┌──

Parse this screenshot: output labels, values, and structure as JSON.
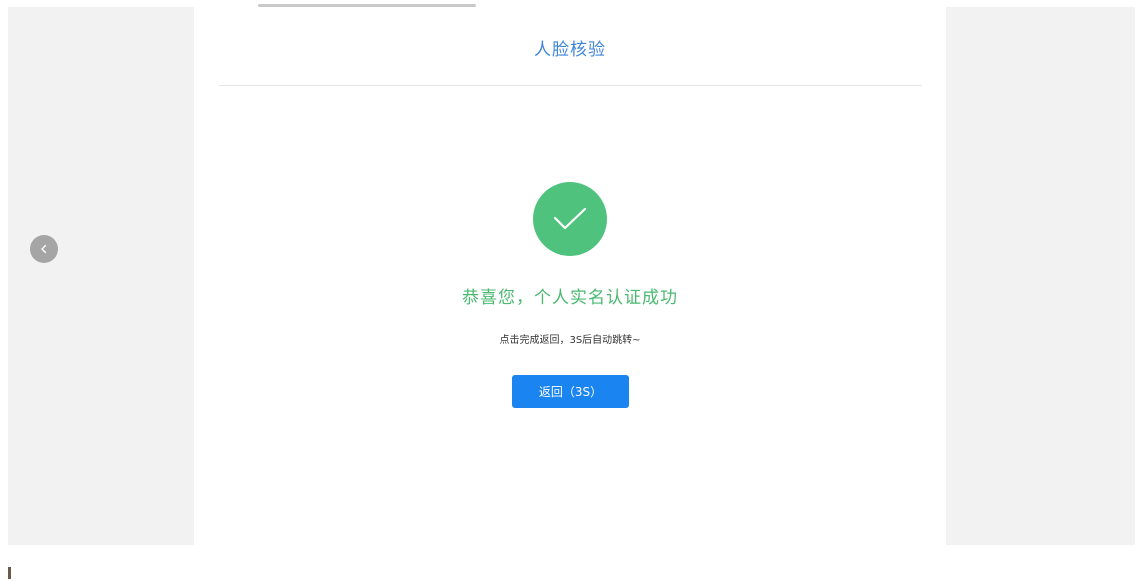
{
  "page": {
    "title": "人脸核验"
  },
  "result": {
    "icon": "check-circle-icon",
    "success_message": "恭喜您，个人实名认证成功",
    "hint": "点击完成返回，3S后自动跳转~",
    "return_button_label": "返回（3S）"
  },
  "navigation": {
    "back_icon": "chevron-left-icon"
  },
  "colors": {
    "title": "#3f86d8",
    "success": "#4fc37e",
    "button": "#1a84f0",
    "side_panel": "#f2f2f2"
  }
}
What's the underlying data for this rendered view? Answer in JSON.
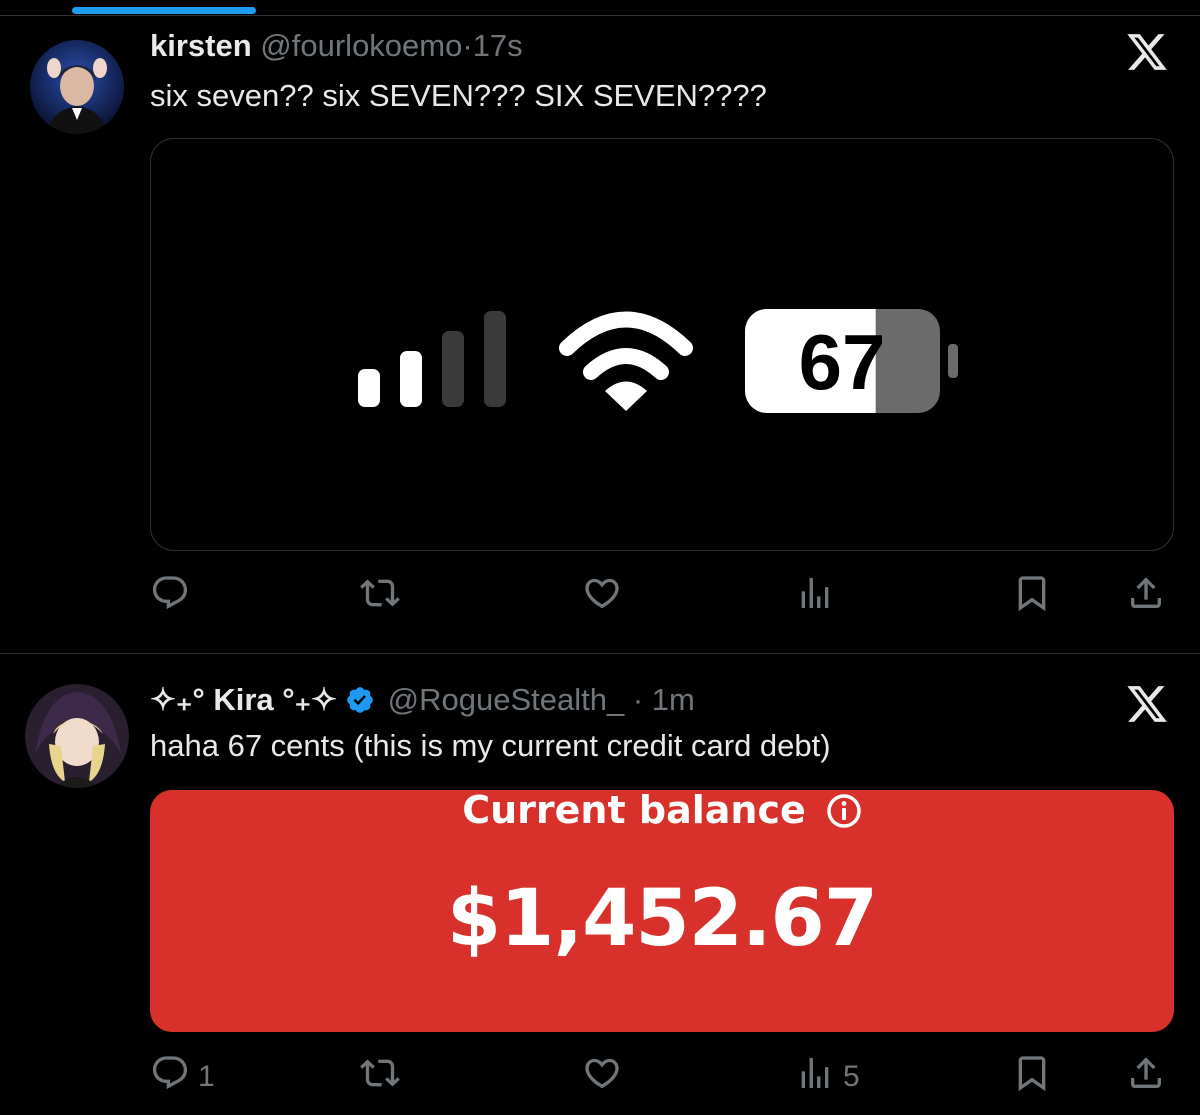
{
  "tweets": [
    {
      "name": "kirsten",
      "handle": "@fourlokoemo",
      "separator": "·",
      "time": "17s",
      "text": "six seven?? six SEVEN??? SIX SEVEN????",
      "media": {
        "battery_text": "67",
        "battery_level": 0.67,
        "signal_bars_filled": 2,
        "signal_bars_total": 4
      },
      "actions": {
        "replies": "",
        "views": ""
      }
    },
    {
      "name": "✧₊° Kira °₊✧",
      "handle": "@RogueStealth_",
      "separator": "·",
      "time": "1m",
      "verified": true,
      "text": "haha 67 cents (this is my current credit card debt)",
      "media": {
        "label": "Current balance",
        "amount": "$1,452.67",
        "background": "#d8302a"
      },
      "actions": {
        "replies": "1",
        "views": "5"
      }
    }
  ],
  "colors": {
    "accent": "#1d9bf0",
    "muted": "#71767b",
    "text": "#e7e9ea",
    "divider": "#2f3336"
  },
  "icons": [
    "reply-icon",
    "retweet-icon",
    "like-icon",
    "views-icon",
    "bookmark-icon",
    "share-icon",
    "x-logo-icon",
    "verified-badge-icon",
    "info-icon"
  ]
}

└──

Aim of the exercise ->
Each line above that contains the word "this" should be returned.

Exercise output ->
Parse this screenshot: output labels, values, and structure as JSON.
What's the underlying data for this rendered view? Answer in JSON.
      "text": "haha 67 cents (this is my current credit card debt)",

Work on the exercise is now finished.